Young girls in Cambodia are trafficked to Thailand and Vietnam to beg, sell candy or flowers. Parents sometimes sell their children into involuntary slavery to serve as beggars, into brothels for commercial sexual abuse or into domestic slavery. Within Cambodia, children are trafficked for forced begging, waste scavenging and brick making. Facing dire poverty at home, these young girls who do not have the means to access education are often discovered missing from their slums, eventually.
The program covers basic English, Khmer, math, social and work skills, and provides meals. Their families receive aid to replace the teens' lost income from working on the streets at night so they can concentrate on completing the course instead of being pressured to drop out mid-way. For some girls, it's only a few months and they're full of confidence and ready to return to school. Other girls need intensive counseling and training before they dare to imagine a different future to being sold.

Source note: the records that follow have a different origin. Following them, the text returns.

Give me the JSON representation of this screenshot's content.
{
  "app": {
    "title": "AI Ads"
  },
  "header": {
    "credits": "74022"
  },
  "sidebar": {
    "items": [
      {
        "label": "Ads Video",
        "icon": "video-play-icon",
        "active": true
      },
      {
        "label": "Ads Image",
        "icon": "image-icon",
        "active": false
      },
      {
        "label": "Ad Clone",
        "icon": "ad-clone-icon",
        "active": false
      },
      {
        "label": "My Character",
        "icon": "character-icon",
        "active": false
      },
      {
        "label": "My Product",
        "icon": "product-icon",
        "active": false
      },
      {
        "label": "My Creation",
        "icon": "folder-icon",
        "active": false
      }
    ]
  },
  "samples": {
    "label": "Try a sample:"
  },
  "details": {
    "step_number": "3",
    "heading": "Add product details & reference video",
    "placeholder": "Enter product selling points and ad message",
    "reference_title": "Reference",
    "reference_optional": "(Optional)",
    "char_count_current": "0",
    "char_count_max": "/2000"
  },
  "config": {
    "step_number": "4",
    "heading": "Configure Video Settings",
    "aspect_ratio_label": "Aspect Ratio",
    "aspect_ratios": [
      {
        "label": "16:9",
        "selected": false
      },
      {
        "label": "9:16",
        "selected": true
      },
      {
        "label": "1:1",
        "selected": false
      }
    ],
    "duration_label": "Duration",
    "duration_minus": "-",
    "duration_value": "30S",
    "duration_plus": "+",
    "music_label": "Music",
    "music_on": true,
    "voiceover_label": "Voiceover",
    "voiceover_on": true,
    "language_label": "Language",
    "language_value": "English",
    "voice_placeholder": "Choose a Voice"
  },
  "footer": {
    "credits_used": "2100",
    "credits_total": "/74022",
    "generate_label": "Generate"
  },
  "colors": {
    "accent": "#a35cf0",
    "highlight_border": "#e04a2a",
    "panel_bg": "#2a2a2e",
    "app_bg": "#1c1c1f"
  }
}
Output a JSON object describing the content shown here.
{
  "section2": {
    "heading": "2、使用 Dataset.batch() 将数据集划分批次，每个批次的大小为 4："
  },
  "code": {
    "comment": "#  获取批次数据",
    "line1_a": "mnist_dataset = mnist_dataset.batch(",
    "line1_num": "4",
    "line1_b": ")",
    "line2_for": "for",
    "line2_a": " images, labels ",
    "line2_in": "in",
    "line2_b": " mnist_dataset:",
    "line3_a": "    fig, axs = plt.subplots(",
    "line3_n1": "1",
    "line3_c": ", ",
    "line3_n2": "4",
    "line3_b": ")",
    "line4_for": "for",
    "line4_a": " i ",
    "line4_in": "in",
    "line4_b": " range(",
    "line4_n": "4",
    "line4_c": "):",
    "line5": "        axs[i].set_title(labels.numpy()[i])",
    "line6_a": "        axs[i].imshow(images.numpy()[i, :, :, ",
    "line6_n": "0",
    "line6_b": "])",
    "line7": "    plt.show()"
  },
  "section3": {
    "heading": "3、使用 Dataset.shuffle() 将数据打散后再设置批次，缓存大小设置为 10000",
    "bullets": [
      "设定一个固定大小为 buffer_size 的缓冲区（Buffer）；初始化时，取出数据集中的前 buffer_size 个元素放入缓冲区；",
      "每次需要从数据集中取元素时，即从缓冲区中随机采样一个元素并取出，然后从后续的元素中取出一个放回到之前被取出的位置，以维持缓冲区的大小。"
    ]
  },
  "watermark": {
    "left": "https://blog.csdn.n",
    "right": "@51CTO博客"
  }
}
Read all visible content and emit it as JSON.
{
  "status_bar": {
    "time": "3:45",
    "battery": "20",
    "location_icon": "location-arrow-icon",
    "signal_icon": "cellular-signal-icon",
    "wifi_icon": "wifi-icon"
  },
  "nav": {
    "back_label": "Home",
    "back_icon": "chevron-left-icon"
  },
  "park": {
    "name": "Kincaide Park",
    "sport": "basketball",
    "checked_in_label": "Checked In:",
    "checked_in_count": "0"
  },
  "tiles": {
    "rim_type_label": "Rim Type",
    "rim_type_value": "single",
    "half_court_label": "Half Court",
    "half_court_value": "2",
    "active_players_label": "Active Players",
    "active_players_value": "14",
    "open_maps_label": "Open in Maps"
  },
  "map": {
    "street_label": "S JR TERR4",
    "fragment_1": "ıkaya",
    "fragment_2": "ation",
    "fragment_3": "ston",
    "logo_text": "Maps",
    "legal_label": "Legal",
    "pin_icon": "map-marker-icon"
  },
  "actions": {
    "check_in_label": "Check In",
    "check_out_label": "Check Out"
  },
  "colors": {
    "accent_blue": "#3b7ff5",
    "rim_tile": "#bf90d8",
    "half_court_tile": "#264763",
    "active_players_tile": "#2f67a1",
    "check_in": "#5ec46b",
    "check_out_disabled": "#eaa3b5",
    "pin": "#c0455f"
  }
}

We've seen the majority of our families change completely from opposing school to paying for their children's fees and supporting them strongly emotionally. The change in families has come from seeing their children's enthusiasm for school, and for the community, from seeing teenagers who have graduated to bring home decent salaries from safe jobs. Each class is kept small to 13 girls so they can support one another. With a total of 26 girls in two classes, we impact over 100 family members.
This project has provided additional documentation in a PDF file (projdoc.pdf).
Riverkids Project website